### Input data

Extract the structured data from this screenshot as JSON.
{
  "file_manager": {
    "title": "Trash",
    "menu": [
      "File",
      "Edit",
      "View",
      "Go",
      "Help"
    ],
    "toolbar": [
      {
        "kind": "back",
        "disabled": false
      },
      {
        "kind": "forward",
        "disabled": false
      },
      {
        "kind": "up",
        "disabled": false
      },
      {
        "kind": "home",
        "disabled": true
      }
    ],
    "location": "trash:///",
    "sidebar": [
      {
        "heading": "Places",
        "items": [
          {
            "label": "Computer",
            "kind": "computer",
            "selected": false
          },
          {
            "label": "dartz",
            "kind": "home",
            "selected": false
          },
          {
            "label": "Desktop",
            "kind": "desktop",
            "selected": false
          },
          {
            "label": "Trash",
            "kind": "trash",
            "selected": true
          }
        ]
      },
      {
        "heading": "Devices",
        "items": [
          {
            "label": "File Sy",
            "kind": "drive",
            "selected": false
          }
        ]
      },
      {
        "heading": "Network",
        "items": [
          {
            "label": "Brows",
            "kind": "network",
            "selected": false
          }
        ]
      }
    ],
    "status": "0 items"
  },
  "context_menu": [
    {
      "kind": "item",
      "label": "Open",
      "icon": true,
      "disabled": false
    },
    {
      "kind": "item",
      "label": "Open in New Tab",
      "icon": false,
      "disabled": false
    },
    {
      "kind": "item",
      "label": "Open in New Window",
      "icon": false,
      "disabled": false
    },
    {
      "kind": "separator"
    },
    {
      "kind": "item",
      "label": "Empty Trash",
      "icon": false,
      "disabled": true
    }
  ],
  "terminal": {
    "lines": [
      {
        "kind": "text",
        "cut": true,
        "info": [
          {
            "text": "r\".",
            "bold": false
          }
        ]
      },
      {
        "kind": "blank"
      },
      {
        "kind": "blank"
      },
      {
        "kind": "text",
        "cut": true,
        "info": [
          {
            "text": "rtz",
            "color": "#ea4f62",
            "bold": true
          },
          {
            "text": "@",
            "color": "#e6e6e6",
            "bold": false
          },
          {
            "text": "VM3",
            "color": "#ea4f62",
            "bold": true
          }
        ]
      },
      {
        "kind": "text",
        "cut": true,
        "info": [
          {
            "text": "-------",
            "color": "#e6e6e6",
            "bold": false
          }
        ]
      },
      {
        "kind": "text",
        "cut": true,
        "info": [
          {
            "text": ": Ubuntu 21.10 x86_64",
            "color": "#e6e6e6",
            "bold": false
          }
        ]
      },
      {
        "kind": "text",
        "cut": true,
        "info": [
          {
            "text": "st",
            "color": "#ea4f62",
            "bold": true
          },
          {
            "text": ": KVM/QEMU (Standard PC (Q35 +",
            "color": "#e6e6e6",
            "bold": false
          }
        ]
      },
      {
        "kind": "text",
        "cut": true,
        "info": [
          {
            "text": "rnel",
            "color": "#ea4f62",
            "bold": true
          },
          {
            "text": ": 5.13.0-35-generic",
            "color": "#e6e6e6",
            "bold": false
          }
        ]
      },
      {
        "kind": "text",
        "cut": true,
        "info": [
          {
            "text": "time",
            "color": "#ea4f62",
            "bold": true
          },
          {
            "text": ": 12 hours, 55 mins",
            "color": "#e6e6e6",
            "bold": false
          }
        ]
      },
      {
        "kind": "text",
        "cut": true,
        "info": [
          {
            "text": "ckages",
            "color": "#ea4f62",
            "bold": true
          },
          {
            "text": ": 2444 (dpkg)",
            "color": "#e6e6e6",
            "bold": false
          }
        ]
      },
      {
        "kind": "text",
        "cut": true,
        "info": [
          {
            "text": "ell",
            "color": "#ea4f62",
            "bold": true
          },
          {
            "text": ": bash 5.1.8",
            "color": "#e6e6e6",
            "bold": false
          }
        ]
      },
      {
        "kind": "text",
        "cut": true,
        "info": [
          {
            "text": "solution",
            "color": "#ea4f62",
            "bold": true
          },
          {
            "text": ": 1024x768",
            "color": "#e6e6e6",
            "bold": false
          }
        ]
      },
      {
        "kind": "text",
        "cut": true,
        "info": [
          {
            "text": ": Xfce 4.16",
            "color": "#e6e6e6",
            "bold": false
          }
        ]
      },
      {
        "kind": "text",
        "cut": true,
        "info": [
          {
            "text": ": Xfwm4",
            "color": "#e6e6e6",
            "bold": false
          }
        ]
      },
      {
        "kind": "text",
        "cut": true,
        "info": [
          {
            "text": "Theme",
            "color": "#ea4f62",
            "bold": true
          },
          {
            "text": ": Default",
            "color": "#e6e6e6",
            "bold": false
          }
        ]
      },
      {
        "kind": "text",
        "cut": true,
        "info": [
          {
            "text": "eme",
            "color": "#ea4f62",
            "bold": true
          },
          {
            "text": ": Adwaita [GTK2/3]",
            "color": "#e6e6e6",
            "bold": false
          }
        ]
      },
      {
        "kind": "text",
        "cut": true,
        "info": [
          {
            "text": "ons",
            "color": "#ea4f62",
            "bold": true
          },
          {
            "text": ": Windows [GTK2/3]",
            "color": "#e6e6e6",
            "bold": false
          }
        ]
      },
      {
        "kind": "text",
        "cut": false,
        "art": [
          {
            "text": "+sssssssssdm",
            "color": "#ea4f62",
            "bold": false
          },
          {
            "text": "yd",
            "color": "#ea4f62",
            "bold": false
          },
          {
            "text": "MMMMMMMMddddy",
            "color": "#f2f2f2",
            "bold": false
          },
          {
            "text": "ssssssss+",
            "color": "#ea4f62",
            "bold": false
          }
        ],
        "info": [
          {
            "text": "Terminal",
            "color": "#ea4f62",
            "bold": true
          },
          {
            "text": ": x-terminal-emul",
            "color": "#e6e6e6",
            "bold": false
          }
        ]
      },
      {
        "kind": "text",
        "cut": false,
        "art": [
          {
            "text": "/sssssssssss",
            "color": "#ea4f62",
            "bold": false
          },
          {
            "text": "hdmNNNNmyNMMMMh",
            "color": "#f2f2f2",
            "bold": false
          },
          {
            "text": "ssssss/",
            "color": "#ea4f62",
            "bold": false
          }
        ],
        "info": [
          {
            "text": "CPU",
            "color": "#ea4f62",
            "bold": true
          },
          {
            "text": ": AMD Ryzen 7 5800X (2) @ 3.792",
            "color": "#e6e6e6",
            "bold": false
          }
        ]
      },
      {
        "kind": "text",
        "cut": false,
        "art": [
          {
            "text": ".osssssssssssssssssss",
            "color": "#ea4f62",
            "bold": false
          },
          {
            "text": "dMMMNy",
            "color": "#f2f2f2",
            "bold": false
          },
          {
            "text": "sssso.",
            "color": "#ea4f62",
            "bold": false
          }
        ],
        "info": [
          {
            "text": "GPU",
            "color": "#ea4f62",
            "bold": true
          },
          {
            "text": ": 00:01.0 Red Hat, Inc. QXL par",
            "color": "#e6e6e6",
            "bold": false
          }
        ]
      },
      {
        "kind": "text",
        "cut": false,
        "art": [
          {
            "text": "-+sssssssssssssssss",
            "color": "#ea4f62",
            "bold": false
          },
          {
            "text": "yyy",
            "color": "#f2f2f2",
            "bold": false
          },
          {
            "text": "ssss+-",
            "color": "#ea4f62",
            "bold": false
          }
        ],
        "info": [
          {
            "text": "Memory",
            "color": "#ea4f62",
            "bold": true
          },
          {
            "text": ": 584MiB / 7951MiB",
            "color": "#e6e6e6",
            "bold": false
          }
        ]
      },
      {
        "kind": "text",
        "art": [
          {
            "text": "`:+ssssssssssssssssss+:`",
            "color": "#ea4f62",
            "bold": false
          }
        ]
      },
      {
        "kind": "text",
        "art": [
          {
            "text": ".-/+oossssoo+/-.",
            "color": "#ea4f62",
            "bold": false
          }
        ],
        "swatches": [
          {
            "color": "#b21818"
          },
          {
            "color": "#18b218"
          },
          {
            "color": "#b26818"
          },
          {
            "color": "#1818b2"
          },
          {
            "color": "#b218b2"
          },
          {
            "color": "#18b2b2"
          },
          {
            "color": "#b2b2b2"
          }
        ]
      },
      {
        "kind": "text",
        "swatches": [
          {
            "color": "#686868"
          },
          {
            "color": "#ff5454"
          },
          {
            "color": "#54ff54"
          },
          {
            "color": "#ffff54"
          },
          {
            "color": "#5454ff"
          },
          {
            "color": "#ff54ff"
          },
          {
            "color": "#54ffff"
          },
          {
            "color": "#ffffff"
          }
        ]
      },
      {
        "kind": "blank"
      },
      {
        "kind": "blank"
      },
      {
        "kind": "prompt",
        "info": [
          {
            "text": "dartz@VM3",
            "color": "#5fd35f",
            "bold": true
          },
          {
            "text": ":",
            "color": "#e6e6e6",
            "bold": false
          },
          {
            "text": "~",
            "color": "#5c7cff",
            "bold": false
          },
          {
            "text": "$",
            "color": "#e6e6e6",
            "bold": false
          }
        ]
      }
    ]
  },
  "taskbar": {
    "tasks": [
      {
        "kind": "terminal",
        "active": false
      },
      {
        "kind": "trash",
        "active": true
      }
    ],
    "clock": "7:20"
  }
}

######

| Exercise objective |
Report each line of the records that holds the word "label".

| Your solution |
            "label": "Computer",
            "label": "dartz",
            "label": "Desktop",
            "label": "Trash",
            "label": "File Sy",
            "label": "Brows",
      "label": "Open",
      "label": "Open in New Tab",
      "label": "Open in New Window",
      "label": "Empty Trash",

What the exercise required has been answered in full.